“Men and women want to do a good job. If they are provided the proper environment,
they will do so.”
As leaders, we are always looking for leadership strategies that work. A successful leadership experience can lead us to assume that these strategies will work at our next assignment if we impose it on the new organization. No organization is the same. It is the people in the organization that should determine our strategies. Leaders should compose the strategy based on the organization’s personnel, strengths, and weaknesses.

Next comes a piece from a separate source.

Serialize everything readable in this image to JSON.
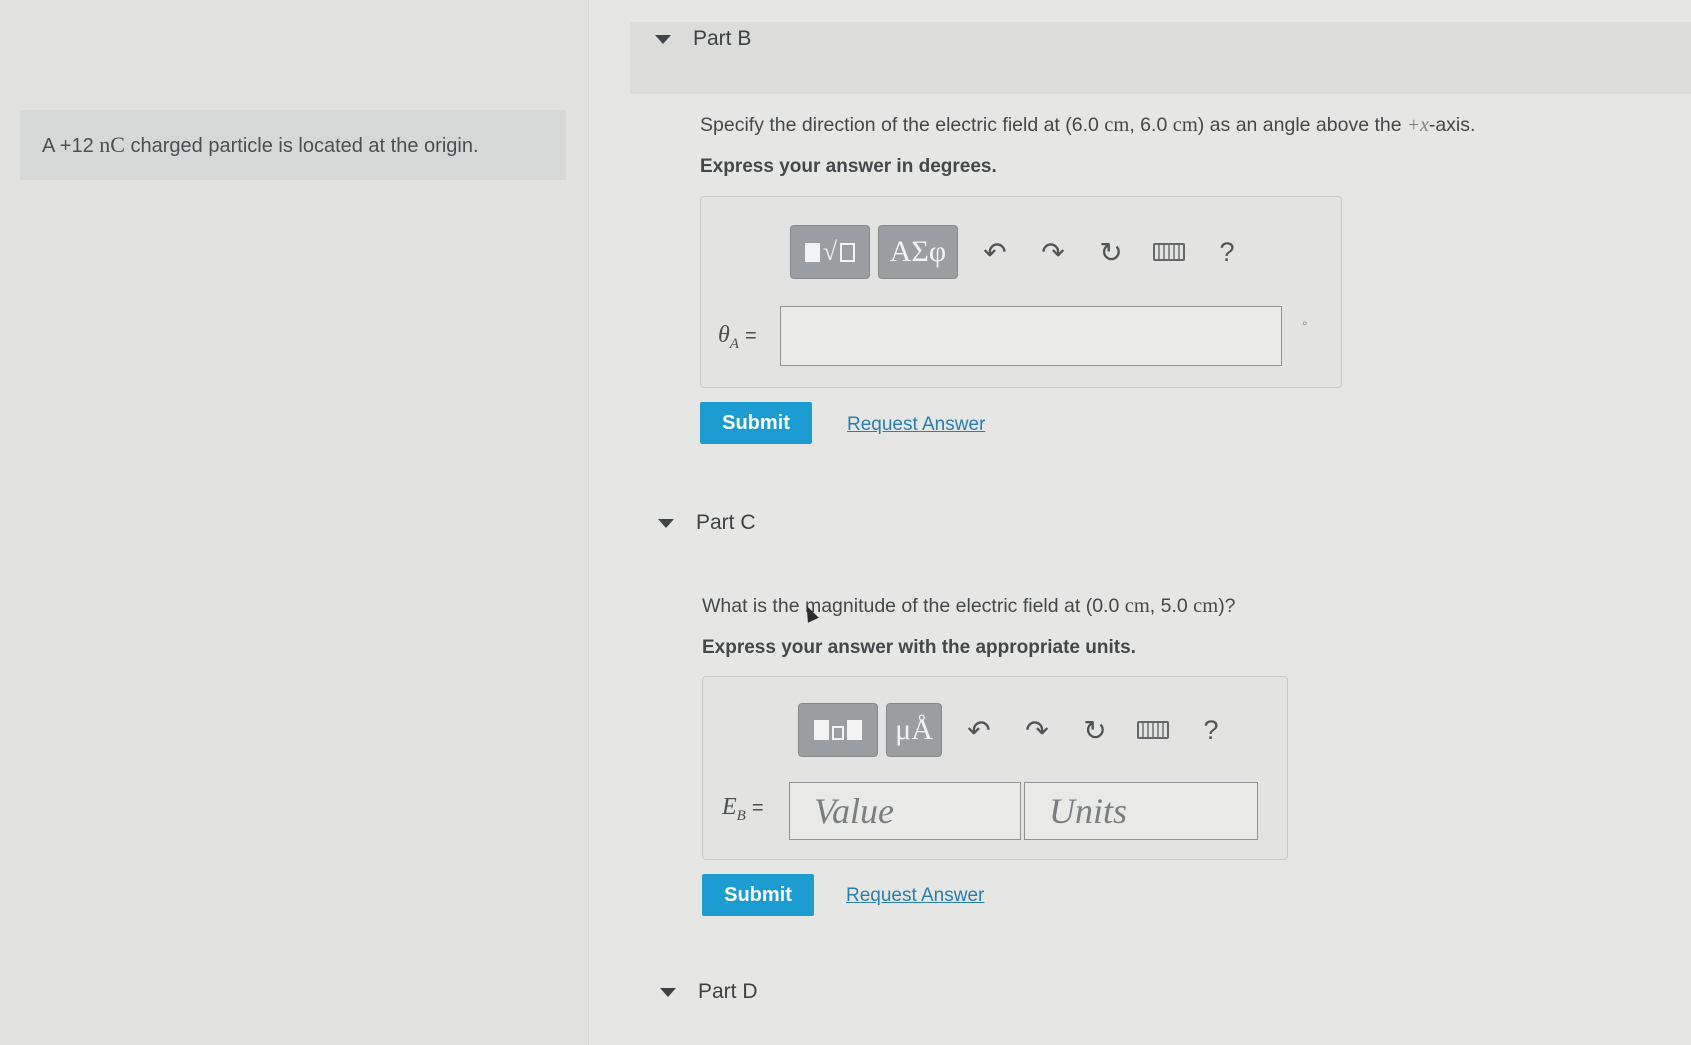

A recent example that displayed this to me was the end of the NFL season and ESPN Radio’s analysis of NFL coaches. I was listening to the Mike and Mike ESPN radio show, and former quarterback and analyst Ron Jaworski, spoke about the success of the Carolina Panthers and the coach, Ron Rivera. His analysis was that Ron Rivera decided to develop an offensive system that fit their star quarterback, Cam Newton, as opposed to imposing the system he used at his previous assignments. If you followed football during the 2015 season, you saw that this approach was a success. The converse of this, was the analysis of the Philadelphia Eagles head coach Chip Kelly’s tenure. Coach Kelly was very successful at the college level with the University of Oregon Ducks. He has a system that was founded on a fast paced offense. This required his team to be in exceptional physical shape. He used biometrics to develop a diet and fitness plan for his players and tracked their progress closely. His players resisted this approach. He then attempted to use trades to gather players that would match his system and way of doing things. If you followed football during the 2015 season, you know that this was unsuccessful and ended with Coach Kelly being fired.
“Give them what they need.”
The examples above illustrate how success can be gained by composing your leadership strategies based on personnel and how imposing your strategies on personnel can end in failure. Professor Chuck Allen at the Army War College had a line that he used in his Creative Leadership class during my time there that comes to mind. He would always say, “Give them what they need.” This meant that you should know yourself and your organization and lead in a way that creates an environment where personnel receive the support they need to capitalize on their strengths. Similarly, James C. Hunter, in his book The Servant ( highly recommended ), addresses the idea of meeting the needs of people in your organization. He illustrates this though the account of a man going to a unique leadership retreat where his views are leadership are changed. During one exchange in the book, the military non-commissioned officer character challenges this approach by stating that he shouldn’t be a slave as a leader. The head counselor explains that if you are slave, you give people what they want. A servant leader gives people what they need. What your personnel “wants” is not always what the organization “needs” to be successful. It is up the leader to know the difference and lead accordingly.
There are certainly leadership strategies that are tried and true. There are also leadership strategies that have worked in the past for you that would certainly be appropriate to implement immediately in a new situation. With the premise that the success of a leadership strategy is dependent on the people in the organization, you should compose a strategy based on your people rather than imposing a strategy utilized successfully on a different organization of people.
Sensing resistance in your organization? Maybe it is time to evaluate how much composing and imposing is being done as you implement leadership strategies.